  • Connect them with experts/spokespeople (52%) 
  • Provide data and key research (48%)
  • Respect their deadlines (47%) 
  • Provide new and relevant story ideas (46%)

The fewer hoops journalists have to jump through to cover your story, the more they are likely to do so. And the more work you put in to make their lives easier, the more journalists will want to work with you in the future.

7. Avoid These Blacklist Behaviors

We’ve all had relationships that ended badly – and it’s not fun for either party. The fastest way to get blocked by a journalist: Spamming them with irrelevant pitches (77% have little tolerance for this). Also on the list: 

  • Providing inaccurate or unsourced information (62%)
  • Pitches that sound like marketing brochures (55%) 
  • Following up repeatedly (48%)
  • Dodging inquiries/lack of transparency, (41%) 

Like any relationship, respect and trust are key to going the distance. 

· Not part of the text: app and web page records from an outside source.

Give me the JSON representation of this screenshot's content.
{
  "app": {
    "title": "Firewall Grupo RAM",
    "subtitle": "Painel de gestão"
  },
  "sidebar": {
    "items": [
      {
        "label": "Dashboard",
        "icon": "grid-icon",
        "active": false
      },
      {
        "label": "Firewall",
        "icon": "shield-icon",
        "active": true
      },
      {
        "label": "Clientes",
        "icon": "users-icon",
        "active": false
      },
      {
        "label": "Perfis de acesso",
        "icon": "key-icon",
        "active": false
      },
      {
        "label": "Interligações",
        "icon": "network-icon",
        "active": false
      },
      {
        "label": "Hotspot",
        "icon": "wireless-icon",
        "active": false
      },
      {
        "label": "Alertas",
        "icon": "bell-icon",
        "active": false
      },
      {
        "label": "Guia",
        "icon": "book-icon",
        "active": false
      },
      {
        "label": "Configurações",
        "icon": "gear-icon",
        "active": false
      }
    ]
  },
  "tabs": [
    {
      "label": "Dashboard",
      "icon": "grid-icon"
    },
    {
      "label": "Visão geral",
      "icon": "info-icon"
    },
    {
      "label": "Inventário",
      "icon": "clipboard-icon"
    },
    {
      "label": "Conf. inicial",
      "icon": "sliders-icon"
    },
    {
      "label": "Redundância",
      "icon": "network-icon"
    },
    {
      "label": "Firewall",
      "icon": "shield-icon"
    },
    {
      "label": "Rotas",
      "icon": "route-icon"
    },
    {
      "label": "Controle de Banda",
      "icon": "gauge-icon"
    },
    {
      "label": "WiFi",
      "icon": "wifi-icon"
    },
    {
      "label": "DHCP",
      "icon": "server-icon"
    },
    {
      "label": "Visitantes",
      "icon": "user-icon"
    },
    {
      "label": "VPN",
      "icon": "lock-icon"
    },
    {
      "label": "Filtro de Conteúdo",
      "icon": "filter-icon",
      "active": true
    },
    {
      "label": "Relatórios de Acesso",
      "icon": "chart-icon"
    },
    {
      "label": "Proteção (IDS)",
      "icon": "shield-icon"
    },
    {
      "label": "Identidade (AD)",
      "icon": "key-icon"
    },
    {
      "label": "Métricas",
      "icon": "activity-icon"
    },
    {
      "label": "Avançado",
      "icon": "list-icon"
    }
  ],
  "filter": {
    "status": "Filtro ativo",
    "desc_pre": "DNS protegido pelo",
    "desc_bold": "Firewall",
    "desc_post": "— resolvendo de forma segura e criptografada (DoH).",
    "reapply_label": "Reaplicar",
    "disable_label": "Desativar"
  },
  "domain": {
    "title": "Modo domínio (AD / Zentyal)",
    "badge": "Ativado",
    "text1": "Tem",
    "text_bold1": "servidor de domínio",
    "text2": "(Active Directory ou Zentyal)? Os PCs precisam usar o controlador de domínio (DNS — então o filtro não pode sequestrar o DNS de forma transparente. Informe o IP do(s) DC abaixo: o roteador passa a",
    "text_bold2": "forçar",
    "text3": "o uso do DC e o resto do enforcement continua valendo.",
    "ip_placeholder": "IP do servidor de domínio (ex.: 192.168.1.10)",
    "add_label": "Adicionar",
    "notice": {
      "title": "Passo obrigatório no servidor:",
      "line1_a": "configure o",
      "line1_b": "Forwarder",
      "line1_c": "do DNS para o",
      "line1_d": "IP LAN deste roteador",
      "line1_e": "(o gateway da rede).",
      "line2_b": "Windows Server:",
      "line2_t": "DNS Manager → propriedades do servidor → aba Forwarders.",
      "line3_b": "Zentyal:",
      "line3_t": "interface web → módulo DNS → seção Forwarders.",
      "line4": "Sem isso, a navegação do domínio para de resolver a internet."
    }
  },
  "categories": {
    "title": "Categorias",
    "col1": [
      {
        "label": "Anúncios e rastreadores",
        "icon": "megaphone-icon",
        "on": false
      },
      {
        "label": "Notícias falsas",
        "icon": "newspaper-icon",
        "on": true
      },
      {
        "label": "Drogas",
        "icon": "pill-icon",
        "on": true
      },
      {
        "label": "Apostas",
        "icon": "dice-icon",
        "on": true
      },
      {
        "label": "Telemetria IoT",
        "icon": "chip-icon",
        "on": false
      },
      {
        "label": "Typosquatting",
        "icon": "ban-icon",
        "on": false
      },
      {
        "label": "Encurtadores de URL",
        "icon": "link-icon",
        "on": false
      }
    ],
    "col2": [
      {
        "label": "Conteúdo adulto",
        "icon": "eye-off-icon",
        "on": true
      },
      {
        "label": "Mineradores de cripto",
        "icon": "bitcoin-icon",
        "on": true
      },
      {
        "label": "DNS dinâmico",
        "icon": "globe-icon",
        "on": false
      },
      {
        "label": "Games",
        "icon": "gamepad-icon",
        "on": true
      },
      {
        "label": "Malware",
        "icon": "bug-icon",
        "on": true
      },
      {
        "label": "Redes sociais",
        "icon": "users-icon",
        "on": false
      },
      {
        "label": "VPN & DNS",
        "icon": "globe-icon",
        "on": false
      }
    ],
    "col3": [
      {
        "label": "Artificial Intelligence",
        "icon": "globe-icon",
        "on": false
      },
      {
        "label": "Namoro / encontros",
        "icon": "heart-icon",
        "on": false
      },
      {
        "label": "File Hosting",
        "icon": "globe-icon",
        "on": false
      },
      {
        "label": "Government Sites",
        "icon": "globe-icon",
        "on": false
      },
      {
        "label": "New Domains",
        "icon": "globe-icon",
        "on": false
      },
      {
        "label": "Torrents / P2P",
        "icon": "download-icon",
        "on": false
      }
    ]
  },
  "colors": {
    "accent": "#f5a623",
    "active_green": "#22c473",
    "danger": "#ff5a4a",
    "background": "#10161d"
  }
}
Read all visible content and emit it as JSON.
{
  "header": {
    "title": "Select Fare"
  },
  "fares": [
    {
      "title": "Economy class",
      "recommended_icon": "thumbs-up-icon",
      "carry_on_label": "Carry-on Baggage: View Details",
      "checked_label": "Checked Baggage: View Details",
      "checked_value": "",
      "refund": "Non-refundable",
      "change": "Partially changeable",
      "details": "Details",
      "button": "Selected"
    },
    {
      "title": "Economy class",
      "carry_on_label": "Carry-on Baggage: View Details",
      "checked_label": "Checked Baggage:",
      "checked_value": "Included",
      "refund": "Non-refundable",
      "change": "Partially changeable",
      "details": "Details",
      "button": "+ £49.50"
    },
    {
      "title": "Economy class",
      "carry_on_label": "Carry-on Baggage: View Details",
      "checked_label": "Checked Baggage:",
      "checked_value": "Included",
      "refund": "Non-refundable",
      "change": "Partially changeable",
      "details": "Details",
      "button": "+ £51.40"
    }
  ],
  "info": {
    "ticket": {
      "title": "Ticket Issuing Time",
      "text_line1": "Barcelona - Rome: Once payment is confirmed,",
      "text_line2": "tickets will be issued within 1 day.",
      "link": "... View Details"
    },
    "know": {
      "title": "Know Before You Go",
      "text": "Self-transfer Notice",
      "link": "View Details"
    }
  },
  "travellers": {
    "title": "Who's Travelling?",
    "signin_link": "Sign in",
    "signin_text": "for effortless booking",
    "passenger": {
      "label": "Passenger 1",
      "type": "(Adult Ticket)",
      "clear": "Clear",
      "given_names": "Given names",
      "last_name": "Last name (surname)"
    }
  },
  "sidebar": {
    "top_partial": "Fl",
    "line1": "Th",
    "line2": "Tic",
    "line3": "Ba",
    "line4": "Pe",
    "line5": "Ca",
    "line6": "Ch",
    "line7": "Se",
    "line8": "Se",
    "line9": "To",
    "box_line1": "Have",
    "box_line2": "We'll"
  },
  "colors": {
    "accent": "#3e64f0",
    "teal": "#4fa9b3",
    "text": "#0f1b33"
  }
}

Bottom Line: At the end of the day, building relationships with the media takes work, but the more effort you invest in those relationships, the bigger the payoff.

For more insight into what journalists really want and need from their PR partners, read the full 2024 State of the Media Report.  

To find out how CisionOne Outreach can help you perfect your pitch, explore the platform or make time to speak with one of our experts.  

Amy O'Connell

Amy O'Connell is the Global Content and Experience Producer at Cision. She is a skilled marketing and communications professional with over 15 years of experience across various industries.